The broken streets are filled with broken people surging toward the harbor, toward jobs and food and survival. Each keeps their head down, talking only scantly, and only to those nearest them. Some wear almost intact clothes, others are barely covered. Barefoot children worm their way through the crowds, eager to fill the unwanted jobs that just might fill their bellies for the night. If they are lucky, they could even get some for their families, or for later if they have no one else.
The harbor itself is a sprawling mass of docks, floaters, and fisherman’s stands. Here the catches are gutted and cleaned, then sold in the markets a ways south with whatever roots and produce have been scrounged up that day. After the Wash has taken their fill, of course. It leaves what scraps it chooses, almost none, really, and takes the rest to fill the bellies of its fat “Constituents.”
Bobbing a ways out to sea, however, is something that might very well change all that. People gawk and point at the first boat any of us have seen in years, hope radiating from their expressions. This is more than a dream—this is a fantasy. What more could we have dared hope for?

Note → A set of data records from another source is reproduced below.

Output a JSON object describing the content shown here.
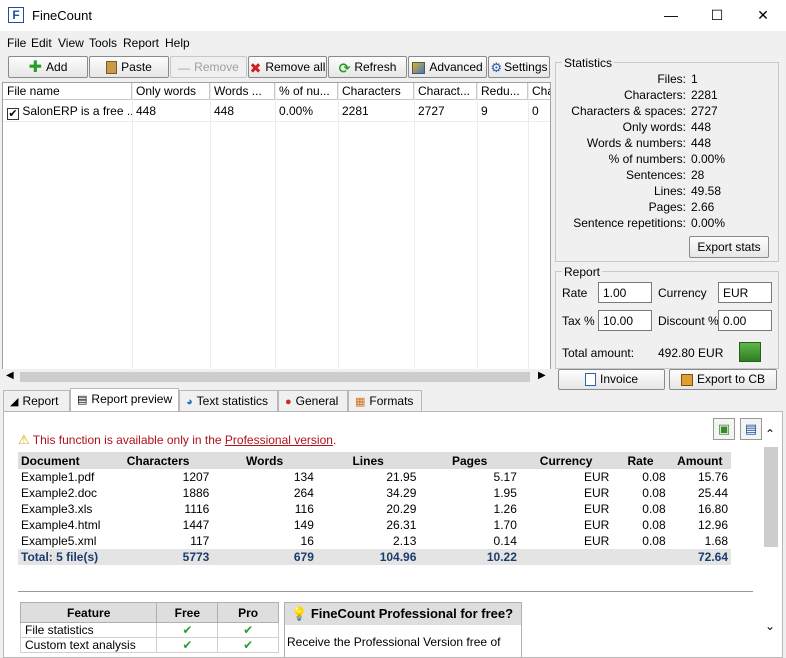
{
  "window": {
    "title": "FineCount",
    "icon": "finecount-app-icon",
    "minimize": "—",
    "maximize": "☐",
    "close": "✕"
  },
  "menu": [
    "File",
    "Edit",
    "View",
    "Tools",
    "Report",
    "Help"
  ],
  "toolbar": {
    "add": "Add",
    "paste": "Paste",
    "remove": "Remove",
    "remove_all": "Remove all",
    "refresh": "Refresh",
    "advanced": "Advanced",
    "settings": "Settings"
  },
  "grid": {
    "columns": [
      "File name",
      "Only words",
      "Words ...",
      "% of nu...",
      "Characters",
      "Charact...",
      "Redu...",
      "Cha"
    ],
    "rows": [
      {
        "checked": true,
        "cells": [
          "SalonERP is a free ...",
          "448",
          "448",
          "0.00%",
          "2281",
          "2727",
          "9",
          "0"
        ]
      }
    ]
  },
  "statistics": {
    "title": "Statistics",
    "items": [
      {
        "label": "Files:",
        "value": "1"
      },
      {
        "label": "Characters:",
        "value": "2281"
      },
      {
        "label": "Characters & spaces:",
        "value": "2727"
      },
      {
        "label": "Only words:",
        "value": "448"
      },
      {
        "label": "Words & numbers:",
        "value": "448"
      },
      {
        "label": "% of numbers:",
        "value": "0.00%"
      },
      {
        "label": "Sentences:",
        "value": "28"
      },
      {
        "label": "Lines:",
        "value": "49.58"
      },
      {
        "label": "Pages:",
        "value": "2.66"
      },
      {
        "label": "Sentence repetitions:",
        "value": "0.00%"
      }
    ],
    "export_button": "Export stats"
  },
  "report": {
    "title": "Report",
    "rate_label": "Rate",
    "rate": "1.00",
    "currency_label": "Currency",
    "currency": "EUR",
    "tax_label": "Tax %",
    "tax": "10.00",
    "discount_label": "Discount %",
    "discount": "0.00",
    "total_label": "Total amount:",
    "total_value": "492.80 EUR",
    "invoice_button": "Invoice",
    "export_cb_button": "Export to CB"
  },
  "tabs": [
    "Report",
    "Report preview",
    "Text statistics",
    "General",
    "Formats"
  ],
  "preview": {
    "warning_text": "This function is available only in the ",
    "warning_link": "Professional version",
    "warning_end": ".",
    "table": {
      "headers": [
        "Document",
        "Characters",
        "Words",
        "Lines",
        "Pages",
        "Currency",
        "Rate",
        "Amount"
      ],
      "rows": [
        [
          "Example1.pdf",
          "1207",
          "134",
          "21.95",
          "5.17",
          "EUR",
          "0.08",
          "15.76"
        ],
        [
          "Example2.doc",
          "1886",
          "264",
          "34.29",
          "1.95",
          "EUR",
          "0.08",
          "25.44"
        ],
        [
          "Example3.xls",
          "1116",
          "116",
          "20.29",
          "1.26",
          "EUR",
          "0.08",
          "16.80"
        ],
        [
          "Example4.html",
          "1447",
          "149",
          "26.31",
          "1.70",
          "EUR",
          "0.08",
          "12.96"
        ],
        [
          "Example5.xml",
          "117",
          "16",
          "2.13",
          "0.14",
          "EUR",
          "0.08",
          "1.68"
        ]
      ],
      "total": [
        "Total: 5 file(s)",
        "5773",
        "679",
        "104.96",
        "10.22",
        "",
        "",
        "72.64"
      ]
    },
    "features": {
      "headers": [
        "Feature",
        "Free",
        "Pro"
      ],
      "rows": [
        {
          "name": "File statistics",
          "free": "✔",
          "pro": "✔"
        },
        {
          "name": "Custom text analysis",
          "free": "✔",
          "pro": "✔"
        }
      ]
    },
    "promo_title": "FineCount Professional for free?",
    "promo_text": "Receive the Professional Version free of"
  },
  "colors": {
    "warning_red": "#b0121a",
    "link": "#b0121a",
    "check_green": "#2e9e2e",
    "total_text": "#1a3c6e"
  }
}
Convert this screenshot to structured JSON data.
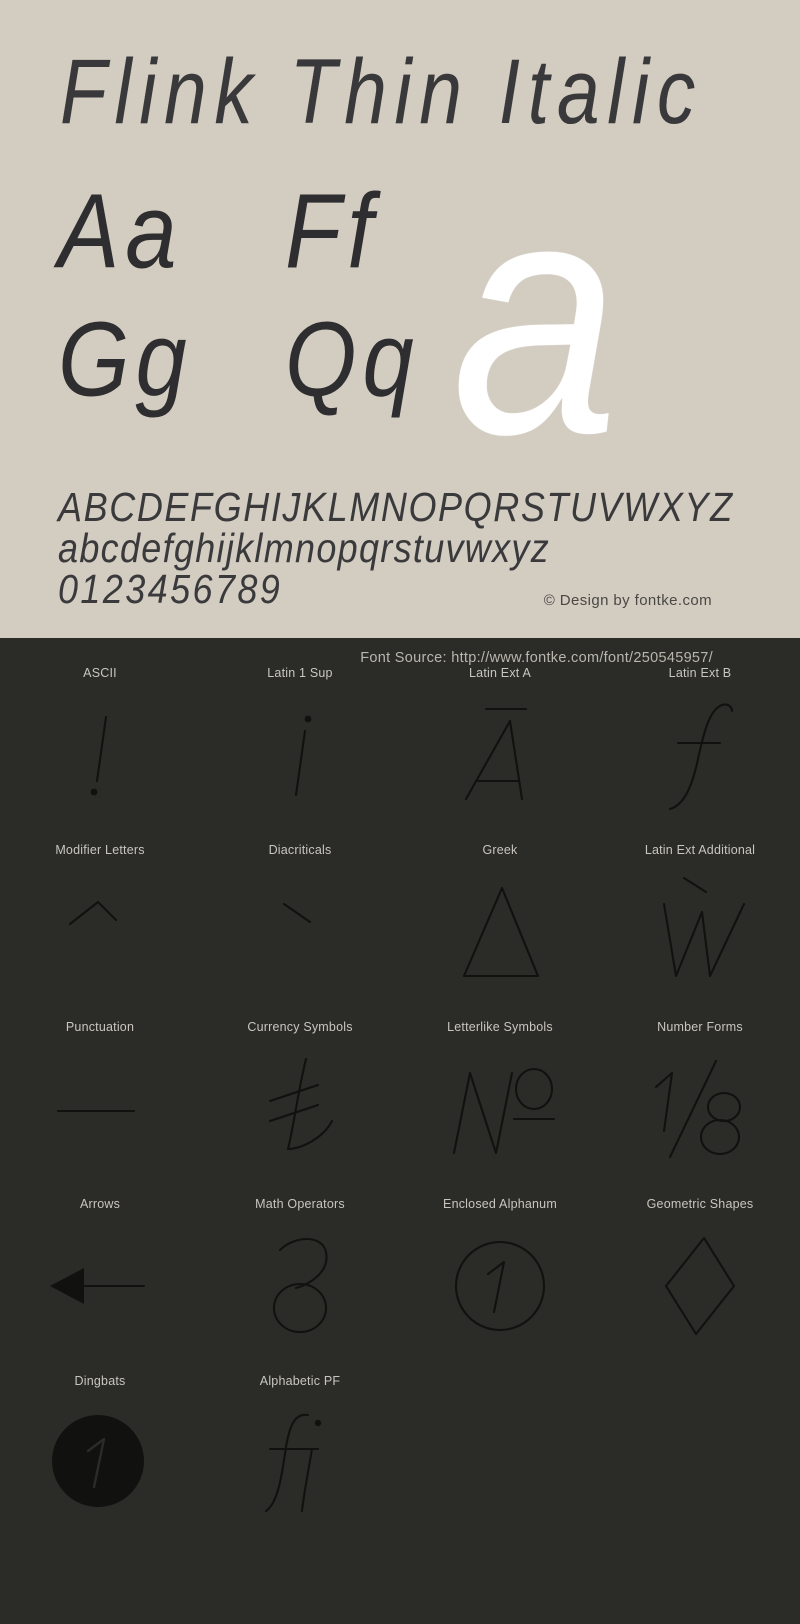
{
  "font": {
    "title": "Flink Thin Italic",
    "pairs": [
      "Aa",
      "Ff",
      "Gg",
      "Qq"
    ],
    "feature_glyph": "a",
    "uppercase": "ABCDEFGHIJKLMNOPQRSTUVWXYZ",
    "lowercase": "abcdefghijklmnopqrstuvwxyz",
    "digits": "0123456789"
  },
  "credit": "© Design by fontke.com",
  "source": "Font Source: http://www.fontke.com/font/250545957/",
  "colors": {
    "top_background": "#d3ccc1",
    "bottom_background": "#2b2b27",
    "title_text": "#39383a",
    "feature_glyph": "#ffffff",
    "label_text": "#c9c6bf",
    "glyph_dark": "#111110",
    "source_text": "#b9b6ae"
  },
  "blocks": [
    [
      {
        "label": "ASCII",
        "glyph": "!",
        "icon": "exclamation-glyph",
        "size": "sz-lg"
      },
      {
        "label": "Latin 1 Sup",
        "glyph": "¡",
        "icon": "inverted-exclamation-glyph",
        "size": "sz-lg"
      },
      {
        "label": "Latin Ext A",
        "glyph": "Ā",
        "icon": "a-macron-glyph",
        "size": "sz-xl"
      },
      {
        "label": "Latin Ext B",
        "glyph": "ƒ",
        "icon": "florin-glyph",
        "size": "sz-xl"
      }
    ],
    [
      {
        "label": "Modifier Letters",
        "glyph": "ˆ",
        "icon": "circumflex-glyph",
        "size": "sz-xl"
      },
      {
        "label": "Diacriticals",
        "glyph": "̀",
        "icon": "grave-accent-glyph",
        "size": "sz-xl"
      },
      {
        "label": "Greek",
        "glyph": "Δ",
        "icon": "delta-glyph",
        "size": "sz-xl"
      },
      {
        "label": "Latin Ext Additional",
        "glyph": "Ẁ",
        "icon": "w-grave-glyph",
        "size": "sz-xl"
      }
    ],
    [
      {
        "label": "Punctuation",
        "glyph": "—",
        "icon": "em-dash-glyph",
        "size": "sz-xl"
      },
      {
        "label": "Currency Symbols",
        "glyph": "₺",
        "icon": "lira-sign-glyph",
        "size": "sz-xl"
      },
      {
        "label": "Letterlike Symbols",
        "glyph": "№",
        "icon": "numero-glyph",
        "size": "sz-xl"
      },
      {
        "label": "Number Forms",
        "glyph": "⅛",
        "icon": "one-eighth-glyph",
        "size": "sz-xl"
      }
    ],
    [
      {
        "label": "Arrows",
        "glyph": "←",
        "icon": "left-arrow-glyph",
        "size": "sz-xl"
      },
      {
        "label": "Math Operators",
        "glyph": "∂",
        "icon": "partial-derivative-glyph",
        "size": "sz-xl"
      },
      {
        "label": "Enclosed Alphanum",
        "glyph": "①",
        "icon": "circled-one-glyph",
        "size": "sz-xl"
      },
      {
        "label": "Geometric Shapes",
        "glyph": "◊",
        "icon": "lozenge-glyph",
        "size": "sz-xl"
      }
    ],
    [
      {
        "label": "Dingbats",
        "glyph": "➀",
        "icon": "filled-circled-one-glyph",
        "size": "sz-xl"
      },
      {
        "label": "Alphabetic PF",
        "glyph": "ﬁ",
        "icon": "fi-ligature-glyph",
        "size": "sz-xl"
      },
      {
        "label": "",
        "glyph": "",
        "icon": "empty-cell",
        "size": "sz-xl"
      },
      {
        "label": "",
        "glyph": "",
        "icon": "empty-cell",
        "size": "sz-xl"
      }
    ]
  ]
}
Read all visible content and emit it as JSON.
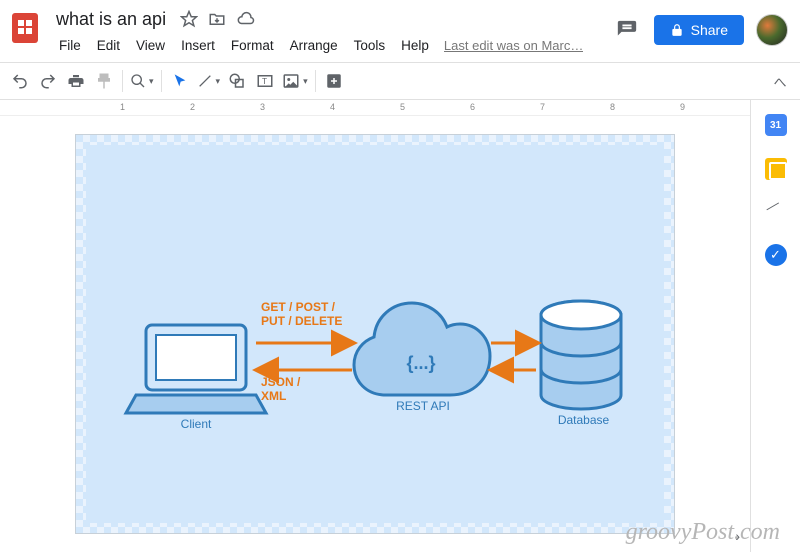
{
  "doc": {
    "title": "what is an api"
  },
  "menu": {
    "file": "File",
    "edit": "Edit",
    "view": "View",
    "insert": "Insert",
    "format": "Format",
    "arrange": "Arrange",
    "tools": "Tools",
    "help": "Help",
    "last_edit": "Last edit was on Marc…"
  },
  "header": {
    "share": "Share",
    "calendar_day": "31"
  },
  "ruler": {
    "m1": "1",
    "m2": "2",
    "m3": "3",
    "m4": "4",
    "m5": "5",
    "m6": "6",
    "m7": "7",
    "m8": "8",
    "m9": "9"
  },
  "diagram": {
    "client_label": "Client",
    "api_label": "REST API",
    "db_label": "Database",
    "request_methods_l1": "GET / POST /",
    "request_methods_l2": "PUT / DELETE",
    "response_format_l1": "JSON /",
    "response_format_l2": "XML",
    "api_glyph": "{...}"
  },
  "watermark": "groovyPost.com"
}
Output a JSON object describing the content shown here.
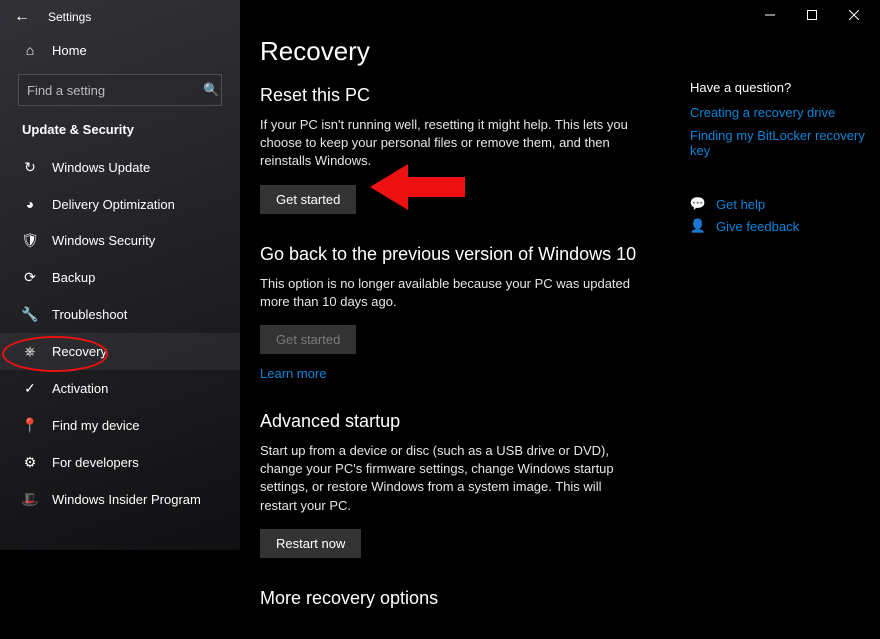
{
  "window": {
    "title": "Settings"
  },
  "sidebar": {
    "home": "Home",
    "search_placeholder": "Find a setting",
    "group": "Update & Security",
    "items": [
      {
        "label": "Windows Update",
        "icon": "sync-icon"
      },
      {
        "label": "Delivery Optimization",
        "icon": "optimize-icon"
      },
      {
        "label": "Windows Security",
        "icon": "shield-icon"
      },
      {
        "label": "Backup",
        "icon": "backup-icon"
      },
      {
        "label": "Troubleshoot",
        "icon": "wrench-icon"
      },
      {
        "label": "Recovery",
        "icon": "recovery-icon",
        "selected": true
      },
      {
        "label": "Activation",
        "icon": "check-icon"
      },
      {
        "label": "Find my device",
        "icon": "locate-icon"
      },
      {
        "label": "For developers",
        "icon": "dev-icon"
      },
      {
        "label": "Windows Insider Program",
        "icon": "insider-icon"
      }
    ]
  },
  "page": {
    "title": "Recovery",
    "reset": {
      "heading": "Reset this PC",
      "body": "If your PC isn't running well, resetting it might help. This lets you choose to keep your personal files or remove them, and then reinstalls Windows.",
      "button": "Get started"
    },
    "goback": {
      "heading": "Go back to the previous version of Windows 10",
      "body": "This option is no longer available because your PC was updated more than 10 days ago.",
      "button": "Get started",
      "learn": "Learn more"
    },
    "advanced": {
      "heading": "Advanced startup",
      "body": "Start up from a device or disc (such as a USB drive or DVD), change your PC's firmware settings, change Windows startup settings, or restore Windows from a system image. This will restart your PC.",
      "button": "Restart now"
    },
    "more_heading": "More recovery options"
  },
  "side": {
    "question": "Have a question?",
    "links": [
      "Creating a recovery drive",
      "Finding my BitLocker recovery key"
    ],
    "help": "Get help",
    "feedback": "Give feedback"
  }
}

The boat itself is rusted and worn, close to death, but it floats. Even now, it is out on its way to triple our weekly haul, and in only a couple of hours, too. While fishing is one of the few industries to have emerged from the Instatement largely unscathed, the hungry destitutes of Port have fished the waters near the shores almost to extinction. Floaters only get you so far out to sea, and no one wants to risk taking those out too much anyway. But a fishing boat! That can keep us well-fed for years, decades. And it will—even after the Wash raises their quotas.
Krissa squeezes my hand, her smile doubly wide. “Isn’t it great? I know it looks bad, but Taryn says that the rust should come straight off. It should last another thirty years, Ren!” Of course she had heard it from Taryn. She rambles on, but I don’t listen, or really need to. I am content to stand here with Krissa, holding her hand and staring at a fishing boat and watching the sun rise on a hopeful morning—the first good morning in a very long time.